◆ ACTIVITY
Leave the pictures out and restate each entry below word for word.

◆ DATA SUPPLIED

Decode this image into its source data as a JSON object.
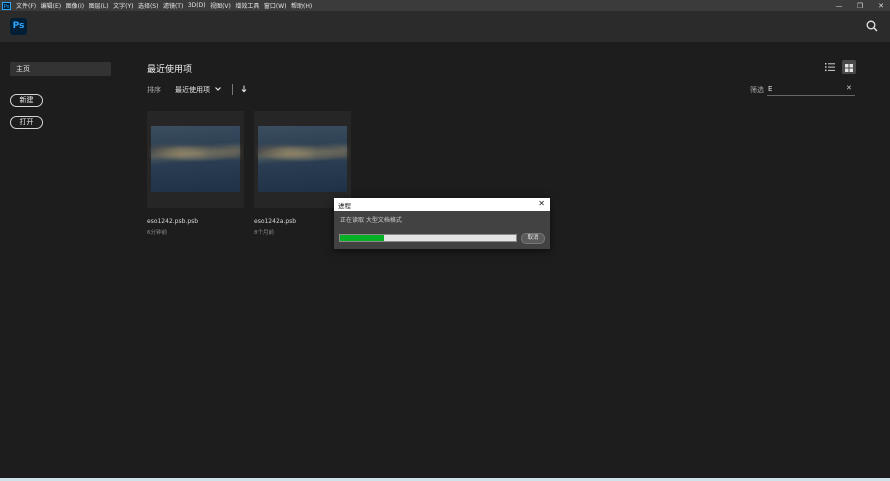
{
  "menubar": {
    "app_badge": "Ps",
    "items": [
      "文件(F)",
      "编辑(E)",
      "图像(I)",
      "图层(L)",
      "文字(Y)",
      "选择(S)",
      "滤镜(T)",
      "3D(D)",
      "视图(V)",
      "增效工具",
      "窗口(W)",
      "帮助(H)"
    ]
  },
  "header": {
    "logo": "Ps"
  },
  "sidebar": {
    "home_label": "主页",
    "new_label": "新建",
    "open_label": "打开"
  },
  "main": {
    "section_title": "最近使用项",
    "sort_label": "排序",
    "sort_value": "最近使用项",
    "filter_label": "筛选",
    "filter_value": "E",
    "files": [
      {
        "name": "eso1242.psb.psb",
        "time": "6分钟前"
      },
      {
        "name": "eso1242a.psb",
        "time": "8个月前"
      }
    ]
  },
  "dialog": {
    "title": "进程",
    "message": "正在读取 大型文档格式",
    "progress": 0.25,
    "cancel_label": "取消"
  },
  "colors": {
    "progress_green": "#06b025",
    "ps_blue": "#31a8ff",
    "ps_dark": "#001e36"
  }
}
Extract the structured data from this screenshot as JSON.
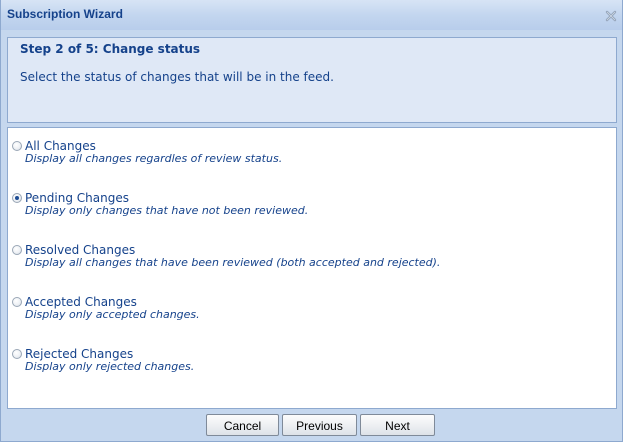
{
  "window": {
    "title": "Subscription Wizard",
    "close_icon": "close-x-icon"
  },
  "header": {
    "step_title": "Step 2 of 5: Change status",
    "description": "Select the status of changes that will be in the feed."
  },
  "options": [
    {
      "label": "All Changes",
      "description": "Display all changes regardles of review status.",
      "checked": false
    },
    {
      "label": "Pending Changes",
      "description": "Display only changes that have not been reviewed.",
      "checked": true
    },
    {
      "label": "Resolved Changes",
      "description": "Display all changes that have been reviewed (both accepted and rejected).",
      "checked": false
    },
    {
      "label": "Accepted Changes",
      "description": "Display only accepted changes.",
      "checked": false
    },
    {
      "label": "Rejected Changes",
      "description": "Display only rejected changes.",
      "checked": false
    }
  ],
  "buttons": {
    "cancel": "Cancel",
    "previous": "Previous",
    "next": "Next"
  },
  "colors": {
    "title_text": "#15428b",
    "frame": "#c5d7ee",
    "header_bg": "#dfe8f6",
    "border": "#8ea9cf"
  }
}
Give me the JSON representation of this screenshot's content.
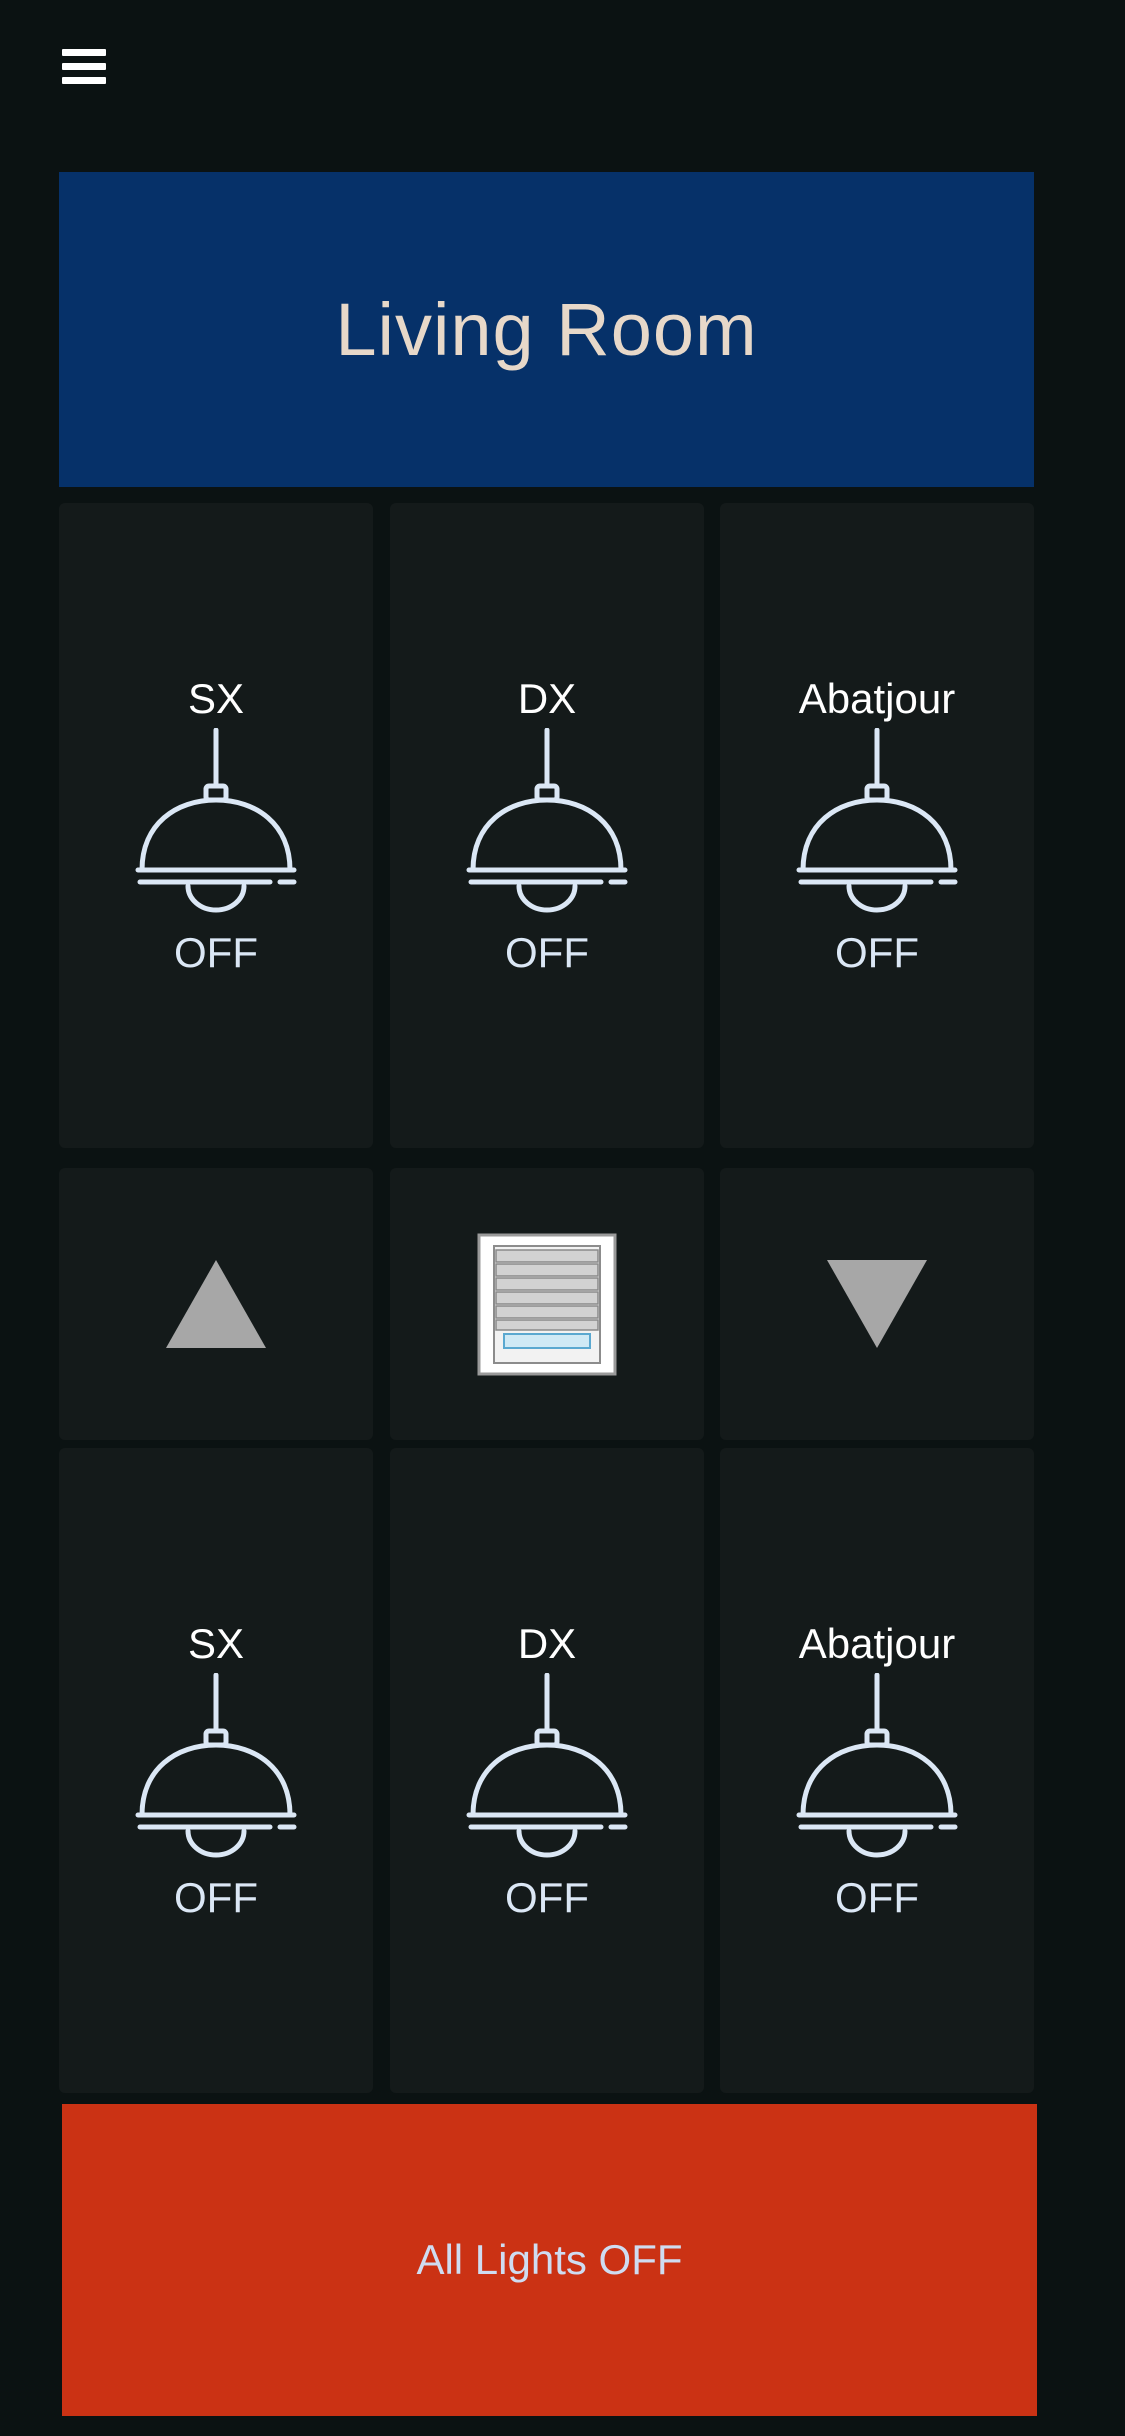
{
  "header": {
    "menu_icon": "hamburger-menu-icon",
    "title": "Living Room"
  },
  "lights_top": [
    {
      "name": "SX",
      "state": "OFF",
      "icon": "pendant-lamp-icon"
    },
    {
      "name": "DX",
      "state": "OFF",
      "icon": "pendant-lamp-icon"
    },
    {
      "name": "Abatjour",
      "state": "OFF",
      "icon": "pendant-lamp-icon"
    }
  ],
  "blinds": {
    "up_icon": "triangle-up-icon",
    "center_icon": "window-blind-icon",
    "down_icon": "triangle-down-icon"
  },
  "lights_bottom": [
    {
      "name": "SX",
      "state": "OFF",
      "icon": "pendant-lamp-icon"
    },
    {
      "name": "DX",
      "state": "OFF",
      "icon": "pendant-lamp-icon"
    },
    {
      "name": "Abatjour",
      "state": "OFF",
      "icon": "pendant-lamp-icon"
    }
  ],
  "footer": {
    "all_off_label": "All Lights OFF"
  },
  "colors": {
    "background": "#0b1212",
    "tile": "#141a1a",
    "header": "#063169",
    "all_off": "#cb3214",
    "lamp_stroke": "#dbe7f5",
    "arrow": "#a7a7a7"
  }
}
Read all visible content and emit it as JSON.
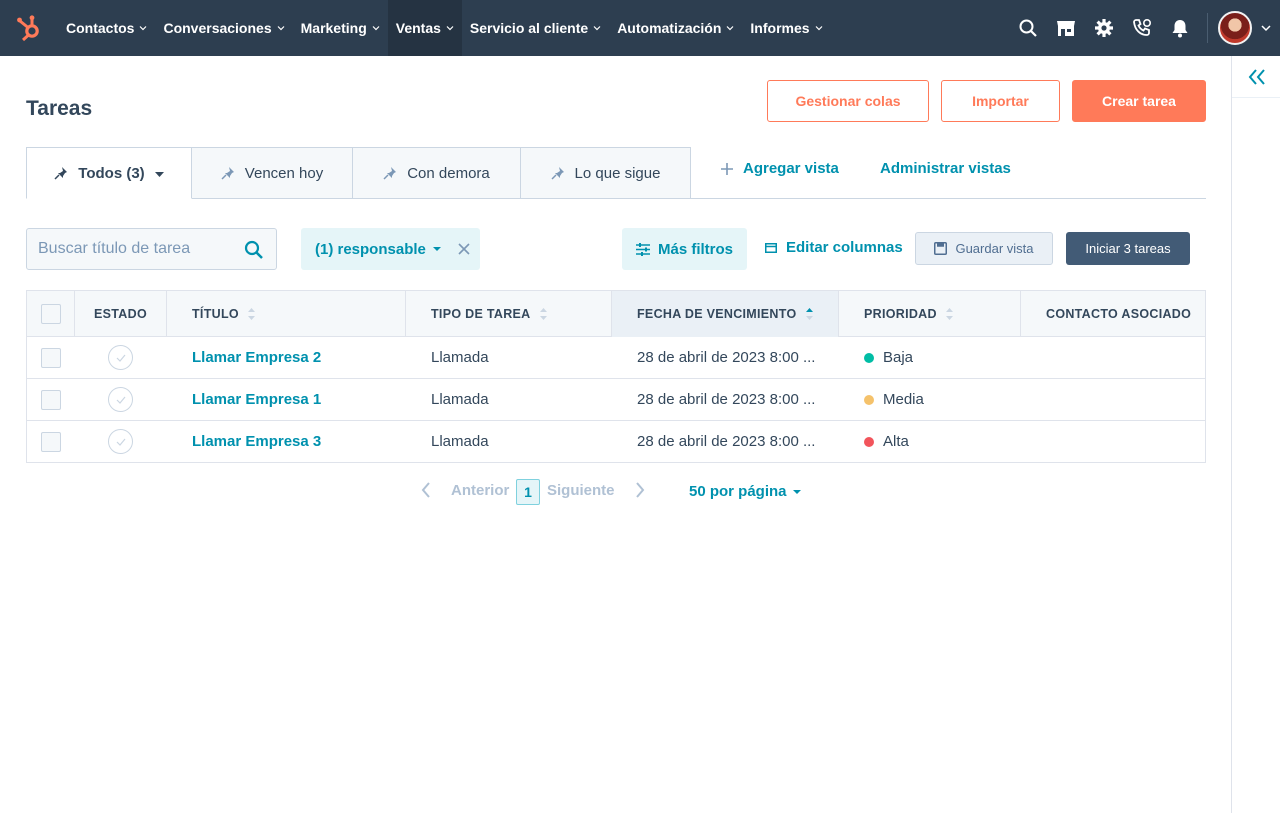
{
  "topnav": {
    "items": [
      {
        "label": "Contactos"
      },
      {
        "label": "Conversaciones"
      },
      {
        "label": "Marketing"
      },
      {
        "label": "Ventas",
        "active": true
      },
      {
        "label": "Servicio al cliente"
      },
      {
        "label": "Automatización"
      },
      {
        "label": "Informes"
      }
    ],
    "icons": [
      "search-icon",
      "marketplace-icon",
      "settings-icon",
      "calling-icon",
      "notifications-icon"
    ]
  },
  "page": {
    "title": "Tareas",
    "buttons": {
      "manage_queues": "Gestionar colas",
      "import": "Importar",
      "create_task": "Crear tarea"
    }
  },
  "tabs": [
    {
      "label": "Todos (3)",
      "active": true
    },
    {
      "label": "Vencen hoy"
    },
    {
      "label": "Con demora"
    },
    {
      "label": "Lo que sigue"
    }
  ],
  "view_actions": {
    "add_view": "Agregar vista",
    "manage_views": "Administrar vistas"
  },
  "filters": {
    "search_placeholder": "Buscar título de tarea",
    "owner_chip": "(1) responsable",
    "more_filters": "Más filtros",
    "edit_columns": "Editar columnas",
    "save_view": "Guardar vista",
    "start_tasks": "Iniciar 3 tareas"
  },
  "table": {
    "columns": [
      "ESTADO",
      "TÍTULO",
      "TIPO DE TAREA",
      "FECHA DE VENCIMIENTO",
      "PRIORIDAD",
      "CONTACTO ASOCIADO"
    ],
    "rows": [
      {
        "title": "Llamar Empresa 2",
        "type": "Llamada",
        "due": "28 de abril de 2023 8:00 ...",
        "priority": "Baja",
        "priority_color": "#00bda5",
        "contact": ""
      },
      {
        "title": "Llamar Empresa 1",
        "type": "Llamada",
        "due": "28 de abril de 2023 8:00 ...",
        "priority": "Media",
        "priority_color": "#f5c26b",
        "contact": ""
      },
      {
        "title": "Llamar Empresa 3",
        "type": "Llamada",
        "due": "28 de abril de 2023 8:00 ...",
        "priority": "Alta",
        "priority_color": "#f2545b",
        "contact": ""
      }
    ]
  },
  "pagination": {
    "prev": "Anterior",
    "page": "1",
    "next": "Siguiente",
    "per_page": "50 por página"
  },
  "colors": {
    "nav_bg": "#2d3e50",
    "accent": "#ff7a59",
    "link": "#0091ae"
  }
}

◆ ANSWER BOX
Decode this image into its source data as a JSON object.
{
  "menubar": {
    "app_badge": "Ps",
    "items": [
      "文件(F)",
      "编辑(E)",
      "图像(I)",
      "图层(L)",
      "文字(Y)",
      "选择(S)",
      "滤镜(T)",
      "3D(D)",
      "视图(V)",
      "增效工具",
      "窗口(W)",
      "帮助(H)"
    ]
  },
  "header": {
    "logo": "Ps"
  },
  "sidebar": {
    "home_label": "主页",
    "new_label": "新建",
    "open_label": "打开"
  },
  "main": {
    "section_title": "最近使用项",
    "sort_label": "排序",
    "sort_value": "最近使用项",
    "filter_label": "筛选",
    "filter_value": "E",
    "files": [
      {
        "name": "eso1242.psb.psb",
        "time": "6分钟前"
      },
      {
        "name": "eso1242a.psb",
        "time": "8个月前"
      }
    ]
  },
  "dialog": {
    "title": "进程",
    "message": "正在读取 大型文档格式",
    "progress": 0.25,
    "cancel_label": "取消"
  },
  "colors": {
    "progress_green": "#06b025",
    "ps_blue": "#31a8ff",
    "ps_dark": "#001e36"
  }
}
Extract the structured data from this screenshot as JSON.
{
  "window": {
    "title": "Subscription Wizard",
    "close_icon": "close-x-icon"
  },
  "header": {
    "step_title": "Step 2 of 5: Change status",
    "description": "Select the status of changes that will be in the feed."
  },
  "options": [
    {
      "label": "All Changes",
      "description": "Display all changes regardles of review status.",
      "checked": false
    },
    {
      "label": "Pending Changes",
      "description": "Display only changes that have not been reviewed.",
      "checked": true
    },
    {
      "label": "Resolved Changes",
      "description": "Display all changes that have been reviewed (both accepted and rejected).",
      "checked": false
    },
    {
      "label": "Accepted Changes",
      "description": "Display only accepted changes.",
      "checked": false
    },
    {
      "label": "Rejected Changes",
      "description": "Display only rejected changes.",
      "checked": false
    }
  ],
  "buttons": {
    "cancel": "Cancel",
    "previous": "Previous",
    "next": "Next"
  },
  "colors": {
    "title_text": "#15428b",
    "frame": "#c5d7ee",
    "header_bg": "#dfe8f6",
    "border": "#8ea9cf"
  }
}
Give me the JSON representation of this screenshot's content.
{
  "header": {
    "menu_icon": "hamburger-menu-icon",
    "title": "Living Room"
  },
  "lights_top": [
    {
      "name": "SX",
      "state": "OFF",
      "icon": "pendant-lamp-icon"
    },
    {
      "name": "DX",
      "state": "OFF",
      "icon": "pendant-lamp-icon"
    },
    {
      "name": "Abatjour",
      "state": "OFF",
      "icon": "pendant-lamp-icon"
    }
  ],
  "blinds": {
    "up_icon": "triangle-up-icon",
    "center_icon": "window-blind-icon",
    "down_icon": "triangle-down-icon"
  },
  "lights_bottom": [
    {
      "name": "SX",
      "state": "OFF",
      "icon": "pendant-lamp-icon"
    },
    {
      "name": "DX",
      "state": "OFF",
      "icon": "pendant-lamp-icon"
    },
    {
      "name": "Abatjour",
      "state": "OFF",
      "icon": "pendant-lamp-icon"
    }
  ],
  "footer": {
    "all_off_label": "All Lights OFF"
  },
  "colors": {
    "background": "#0b1212",
    "tile": "#141a1a",
    "header": "#063169",
    "all_off": "#cb3214",
    "lamp_stroke": "#dbe7f5",
    "arrow": "#a7a7a7"
  }
}
Read all visible content and emit it as JSON.
{
  "topnav": {
    "items": [
      {
        "label": "Contactos"
      },
      {
        "label": "Conversaciones"
      },
      {
        "label": "Marketing"
      },
      {
        "label": "Ventas",
        "active": true
      },
      {
        "label": "Servicio al cliente"
      },
      {
        "label": "Automatización"
      },
      {
        "label": "Informes"
      }
    ],
    "icons": [
      "search-icon",
      "marketplace-icon",
      "settings-icon",
      "calling-icon",
      "notifications-icon"
    ]
  },
  "page": {
    "title": "Tareas",
    "buttons": {
      "manage_queues": "Gestionar colas",
      "import": "Importar",
      "create_task": "Crear tarea"
    }
  },
  "tabs": [
    {
      "label": "Todos (3)",
      "active": true
    },
    {
      "label": "Vencen hoy"
    },
    {
      "label": "Con demora"
    },
    {
      "label": "Lo que sigue"
    }
  ],
  "view_actions": {
    "add_view": "Agregar vista",
    "manage_views": "Administrar vistas"
  },
  "filters": {
    "search_placeholder": "Buscar título de tarea",
    "owner_chip": "(1) responsable",
    "more_filters": "Más filtros",
    "edit_columns": "Editar columnas",
    "save_view": "Guardar vista",
    "start_tasks": "Iniciar 3 tareas"
  },
  "table": {
    "columns": [
      "ESTADO",
      "TÍTULO",
      "TIPO DE TAREA",
      "FECHA DE VENCIMIENTO",
      "PRIORIDAD",
      "CONTACTO ASOCIADO"
    ],
    "rows": [
      {
        "title": "Llamar Empresa 2",
        "type": "Llamada",
        "due": "28 de abril de 2023 8:00 ...",
        "priority": "Baja",
        "priority_color": "#00bda5",
        "contact": ""
      },
      {
        "title": "Llamar Empresa 1",
        "type": "Llamada",
        "due": "28 de abril de 2023 8:00 ...",
        "priority": "Media",
        "priority_color": "#f5c26b",
        "contact": ""
      },
      {
        "title": "Llamar Empresa 3",
        "type": "Llamada",
        "due": "28 de abril de 2023 8:00 ...",
        "priority": "Alta",
        "priority_color": "#f2545b",
        "contact": ""
      }
    ]
  },
  "pagination": {
    "prev": "Anterior",
    "page": "1",
    "next": "Siguiente",
    "per_page": "50 por página"
  },
  "colors": {
    "nav_bg": "#2d3e50",
    "accent": "#ff7a59",
    "link": "#0091ae"
  }
}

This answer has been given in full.